It's easy to dismiss Dating as Facebook copying Tinder, just like it ripped Instagram Stories from Snapchat.But that analysis misses an important reality: Dating apps like Tinder have long relied on Facebook's data to operate their service in the first place.One day he sent me a message and gave me his mobile number.
Tinder’s reliance on Facebook became painfully clear a month ago, when the dating app temporarily stopped working because of changes Facebook made to its data-sharing policies.And now Tinder, as well as apps like it, will have to compete with Facebook itself—an app everyone is already using.You can only send text-based messages when chatting for the first time, which Facebook describes as a safety measure.Facebook will use a unique algorithm to match you with potential dates, based on “dating preferences, things in common, and mutual friends.” You will also be able to find romantic interests via shared Groups and Events.It’s hard not to immediately notice that Dating looks eerily similar to predominant existing dating apps, like Tinder, Hinge, and Bumble.
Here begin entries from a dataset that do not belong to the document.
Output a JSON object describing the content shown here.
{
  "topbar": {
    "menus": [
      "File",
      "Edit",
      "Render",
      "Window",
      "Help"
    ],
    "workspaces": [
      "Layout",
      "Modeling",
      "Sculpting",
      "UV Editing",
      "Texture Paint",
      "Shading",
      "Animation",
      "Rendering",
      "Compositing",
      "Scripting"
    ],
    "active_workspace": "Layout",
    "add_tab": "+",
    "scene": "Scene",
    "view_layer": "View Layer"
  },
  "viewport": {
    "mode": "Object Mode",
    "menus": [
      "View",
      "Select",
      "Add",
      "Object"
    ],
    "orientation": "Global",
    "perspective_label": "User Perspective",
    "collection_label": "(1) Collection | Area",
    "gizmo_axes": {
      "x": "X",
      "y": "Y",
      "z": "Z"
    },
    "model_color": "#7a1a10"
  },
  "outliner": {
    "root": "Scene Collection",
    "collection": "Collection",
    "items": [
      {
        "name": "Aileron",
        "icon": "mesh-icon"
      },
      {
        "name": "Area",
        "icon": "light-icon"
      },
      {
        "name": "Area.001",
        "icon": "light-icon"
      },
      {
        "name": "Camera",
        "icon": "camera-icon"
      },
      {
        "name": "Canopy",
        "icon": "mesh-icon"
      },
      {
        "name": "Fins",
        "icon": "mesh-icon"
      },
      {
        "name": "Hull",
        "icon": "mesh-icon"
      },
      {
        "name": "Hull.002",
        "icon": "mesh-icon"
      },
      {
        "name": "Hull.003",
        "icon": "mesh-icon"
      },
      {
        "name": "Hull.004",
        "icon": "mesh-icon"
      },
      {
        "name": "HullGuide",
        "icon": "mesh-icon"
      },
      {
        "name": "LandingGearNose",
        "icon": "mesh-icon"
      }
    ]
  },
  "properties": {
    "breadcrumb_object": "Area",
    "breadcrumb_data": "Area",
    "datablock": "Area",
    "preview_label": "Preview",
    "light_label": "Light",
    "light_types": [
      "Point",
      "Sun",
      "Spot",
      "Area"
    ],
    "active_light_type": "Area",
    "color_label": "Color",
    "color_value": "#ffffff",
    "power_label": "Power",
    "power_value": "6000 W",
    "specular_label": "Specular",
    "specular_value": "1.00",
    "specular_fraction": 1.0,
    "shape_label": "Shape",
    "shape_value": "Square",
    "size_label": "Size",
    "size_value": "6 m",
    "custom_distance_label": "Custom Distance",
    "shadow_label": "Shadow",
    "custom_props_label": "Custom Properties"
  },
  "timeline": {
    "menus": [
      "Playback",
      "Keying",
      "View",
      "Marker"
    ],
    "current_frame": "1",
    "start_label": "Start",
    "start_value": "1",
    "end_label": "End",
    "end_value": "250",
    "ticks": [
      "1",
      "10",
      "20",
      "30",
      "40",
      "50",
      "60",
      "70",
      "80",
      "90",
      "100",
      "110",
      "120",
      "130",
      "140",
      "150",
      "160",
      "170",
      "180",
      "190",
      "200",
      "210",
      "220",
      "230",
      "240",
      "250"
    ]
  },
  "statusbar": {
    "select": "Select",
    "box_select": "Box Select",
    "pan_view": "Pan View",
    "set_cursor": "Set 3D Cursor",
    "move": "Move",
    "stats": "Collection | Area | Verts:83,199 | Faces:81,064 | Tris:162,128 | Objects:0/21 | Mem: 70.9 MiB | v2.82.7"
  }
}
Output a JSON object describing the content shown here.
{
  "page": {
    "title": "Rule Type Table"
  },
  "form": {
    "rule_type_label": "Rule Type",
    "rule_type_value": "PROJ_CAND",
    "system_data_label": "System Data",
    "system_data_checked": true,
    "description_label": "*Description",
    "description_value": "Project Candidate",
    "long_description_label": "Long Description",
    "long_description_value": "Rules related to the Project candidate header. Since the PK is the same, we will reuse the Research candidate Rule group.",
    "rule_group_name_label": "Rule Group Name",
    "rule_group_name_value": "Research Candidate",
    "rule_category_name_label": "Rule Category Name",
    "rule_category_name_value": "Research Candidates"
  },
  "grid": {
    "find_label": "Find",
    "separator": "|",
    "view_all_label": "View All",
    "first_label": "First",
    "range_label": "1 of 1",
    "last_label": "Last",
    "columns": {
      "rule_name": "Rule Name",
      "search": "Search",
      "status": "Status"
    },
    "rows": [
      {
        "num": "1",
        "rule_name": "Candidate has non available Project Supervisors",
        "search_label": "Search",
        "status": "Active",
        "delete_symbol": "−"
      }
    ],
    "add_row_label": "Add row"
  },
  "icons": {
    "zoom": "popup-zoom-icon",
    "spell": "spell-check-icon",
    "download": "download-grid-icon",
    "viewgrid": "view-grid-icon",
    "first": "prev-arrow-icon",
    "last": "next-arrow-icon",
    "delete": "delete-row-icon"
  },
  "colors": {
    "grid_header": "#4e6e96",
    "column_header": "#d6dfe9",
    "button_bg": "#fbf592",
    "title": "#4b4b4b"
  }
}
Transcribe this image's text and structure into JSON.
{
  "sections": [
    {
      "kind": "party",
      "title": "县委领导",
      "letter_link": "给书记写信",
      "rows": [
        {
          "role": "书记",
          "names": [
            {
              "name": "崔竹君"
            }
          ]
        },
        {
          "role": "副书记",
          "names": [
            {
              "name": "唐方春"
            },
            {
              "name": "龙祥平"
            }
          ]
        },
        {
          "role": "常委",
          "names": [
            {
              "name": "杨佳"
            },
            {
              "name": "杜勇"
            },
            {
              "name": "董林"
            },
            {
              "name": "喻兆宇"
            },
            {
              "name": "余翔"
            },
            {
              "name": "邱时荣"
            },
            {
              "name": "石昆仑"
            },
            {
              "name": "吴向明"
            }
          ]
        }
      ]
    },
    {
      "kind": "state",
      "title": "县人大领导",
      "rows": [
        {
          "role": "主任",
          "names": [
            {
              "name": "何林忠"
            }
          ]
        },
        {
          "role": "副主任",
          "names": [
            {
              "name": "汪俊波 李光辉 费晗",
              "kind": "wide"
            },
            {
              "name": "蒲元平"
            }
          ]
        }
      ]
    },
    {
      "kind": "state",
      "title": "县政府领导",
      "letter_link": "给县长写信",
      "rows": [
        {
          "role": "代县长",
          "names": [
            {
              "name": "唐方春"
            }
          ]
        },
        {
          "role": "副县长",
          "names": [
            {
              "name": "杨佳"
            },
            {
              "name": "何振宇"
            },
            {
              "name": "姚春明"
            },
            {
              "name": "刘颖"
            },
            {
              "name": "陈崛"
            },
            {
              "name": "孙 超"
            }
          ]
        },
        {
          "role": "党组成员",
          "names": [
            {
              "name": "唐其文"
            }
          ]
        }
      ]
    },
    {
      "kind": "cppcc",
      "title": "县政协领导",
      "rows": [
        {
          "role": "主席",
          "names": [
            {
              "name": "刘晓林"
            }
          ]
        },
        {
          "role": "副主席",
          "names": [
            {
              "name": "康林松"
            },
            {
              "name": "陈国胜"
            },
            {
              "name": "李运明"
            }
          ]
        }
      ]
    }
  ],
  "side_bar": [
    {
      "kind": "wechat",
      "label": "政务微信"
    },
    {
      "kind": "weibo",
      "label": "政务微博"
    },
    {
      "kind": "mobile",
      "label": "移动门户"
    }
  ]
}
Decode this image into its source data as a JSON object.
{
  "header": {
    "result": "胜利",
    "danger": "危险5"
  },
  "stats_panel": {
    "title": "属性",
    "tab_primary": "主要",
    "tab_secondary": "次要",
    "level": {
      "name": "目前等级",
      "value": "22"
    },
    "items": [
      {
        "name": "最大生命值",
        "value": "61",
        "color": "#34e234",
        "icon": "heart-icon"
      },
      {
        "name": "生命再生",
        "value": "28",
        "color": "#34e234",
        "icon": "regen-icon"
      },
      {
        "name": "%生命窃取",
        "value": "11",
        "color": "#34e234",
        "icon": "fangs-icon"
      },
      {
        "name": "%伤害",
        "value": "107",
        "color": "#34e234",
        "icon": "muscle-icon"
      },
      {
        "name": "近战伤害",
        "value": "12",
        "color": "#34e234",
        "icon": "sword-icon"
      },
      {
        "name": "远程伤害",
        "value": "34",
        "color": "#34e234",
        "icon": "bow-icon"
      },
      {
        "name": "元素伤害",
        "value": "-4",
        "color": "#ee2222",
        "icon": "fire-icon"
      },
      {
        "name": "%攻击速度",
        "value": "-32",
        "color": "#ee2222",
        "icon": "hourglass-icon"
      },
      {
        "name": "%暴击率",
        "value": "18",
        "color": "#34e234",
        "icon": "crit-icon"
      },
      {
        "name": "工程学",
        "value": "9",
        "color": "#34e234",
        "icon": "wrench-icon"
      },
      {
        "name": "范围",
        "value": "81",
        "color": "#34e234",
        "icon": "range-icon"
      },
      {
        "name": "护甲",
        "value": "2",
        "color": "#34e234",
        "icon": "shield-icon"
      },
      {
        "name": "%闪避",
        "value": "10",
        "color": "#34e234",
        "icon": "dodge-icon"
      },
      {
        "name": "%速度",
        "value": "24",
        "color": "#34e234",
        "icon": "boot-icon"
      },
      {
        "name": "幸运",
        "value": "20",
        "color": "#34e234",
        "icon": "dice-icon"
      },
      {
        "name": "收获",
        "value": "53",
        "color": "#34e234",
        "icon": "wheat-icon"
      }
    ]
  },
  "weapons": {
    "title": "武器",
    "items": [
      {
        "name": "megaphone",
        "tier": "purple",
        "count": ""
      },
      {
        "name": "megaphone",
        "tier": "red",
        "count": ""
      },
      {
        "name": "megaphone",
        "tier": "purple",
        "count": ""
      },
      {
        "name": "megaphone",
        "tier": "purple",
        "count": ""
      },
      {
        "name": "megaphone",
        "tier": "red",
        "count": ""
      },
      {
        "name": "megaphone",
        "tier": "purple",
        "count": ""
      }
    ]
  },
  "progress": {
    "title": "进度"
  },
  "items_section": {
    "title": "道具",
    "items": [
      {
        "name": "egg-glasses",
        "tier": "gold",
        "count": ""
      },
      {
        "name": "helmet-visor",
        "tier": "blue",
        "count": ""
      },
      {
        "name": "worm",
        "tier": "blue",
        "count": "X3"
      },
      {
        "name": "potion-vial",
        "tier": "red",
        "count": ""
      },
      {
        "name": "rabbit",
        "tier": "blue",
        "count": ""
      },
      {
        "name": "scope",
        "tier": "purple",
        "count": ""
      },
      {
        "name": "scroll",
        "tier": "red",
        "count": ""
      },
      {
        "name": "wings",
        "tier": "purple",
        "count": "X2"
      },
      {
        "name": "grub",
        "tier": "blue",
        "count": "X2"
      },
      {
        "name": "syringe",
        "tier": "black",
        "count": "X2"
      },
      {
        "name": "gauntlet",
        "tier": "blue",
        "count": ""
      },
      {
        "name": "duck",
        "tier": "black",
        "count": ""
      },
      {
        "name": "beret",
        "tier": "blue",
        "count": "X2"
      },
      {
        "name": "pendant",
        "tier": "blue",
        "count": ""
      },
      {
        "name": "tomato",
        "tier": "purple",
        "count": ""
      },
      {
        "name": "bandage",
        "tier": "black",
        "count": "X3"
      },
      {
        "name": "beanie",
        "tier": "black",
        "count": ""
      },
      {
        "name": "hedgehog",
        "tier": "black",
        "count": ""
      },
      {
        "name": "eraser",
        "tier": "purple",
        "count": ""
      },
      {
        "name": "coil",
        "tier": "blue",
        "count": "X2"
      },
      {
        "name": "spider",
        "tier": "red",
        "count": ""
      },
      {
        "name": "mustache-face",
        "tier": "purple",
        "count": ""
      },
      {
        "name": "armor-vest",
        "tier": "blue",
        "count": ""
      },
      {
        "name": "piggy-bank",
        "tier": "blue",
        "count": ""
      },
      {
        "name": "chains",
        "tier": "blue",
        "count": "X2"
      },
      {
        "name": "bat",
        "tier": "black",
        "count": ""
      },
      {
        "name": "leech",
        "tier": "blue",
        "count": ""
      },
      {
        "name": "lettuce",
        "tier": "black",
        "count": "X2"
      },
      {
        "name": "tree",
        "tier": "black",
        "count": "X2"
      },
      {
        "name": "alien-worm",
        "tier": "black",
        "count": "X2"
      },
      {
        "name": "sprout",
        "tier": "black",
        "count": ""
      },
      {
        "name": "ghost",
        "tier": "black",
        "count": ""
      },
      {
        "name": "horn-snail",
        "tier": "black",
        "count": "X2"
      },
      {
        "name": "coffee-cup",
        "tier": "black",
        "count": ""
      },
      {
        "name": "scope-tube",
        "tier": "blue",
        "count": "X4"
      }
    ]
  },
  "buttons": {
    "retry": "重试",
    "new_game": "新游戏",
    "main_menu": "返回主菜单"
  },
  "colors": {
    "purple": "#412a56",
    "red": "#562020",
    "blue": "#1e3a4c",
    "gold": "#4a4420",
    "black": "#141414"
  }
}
Which means that in one sense, Facebook is again looking for success through imitation.We’re surprised at the timing given the amount of personal and sensitive data that comes with this territory," Mandy Ginsberg, the CEO of Match Group, said in a statement."Regardless, we’re going to continue to delight our users through product innovation and relentless focus on relationship success. Facebook’s entry will only be invigorating to all of us.”"Come on in. Their product could be great for US/Russia relationships," Joey Levin, the CEO of IAC, Match Group's parent company, added.Until recently, you couldn't even sign up for a Bumble account if you didn't already have a Facebook account.It's not unreasonable to wonder whether these apps would even exist without the social network.The Dating announcement comes at a strange time for Facebook.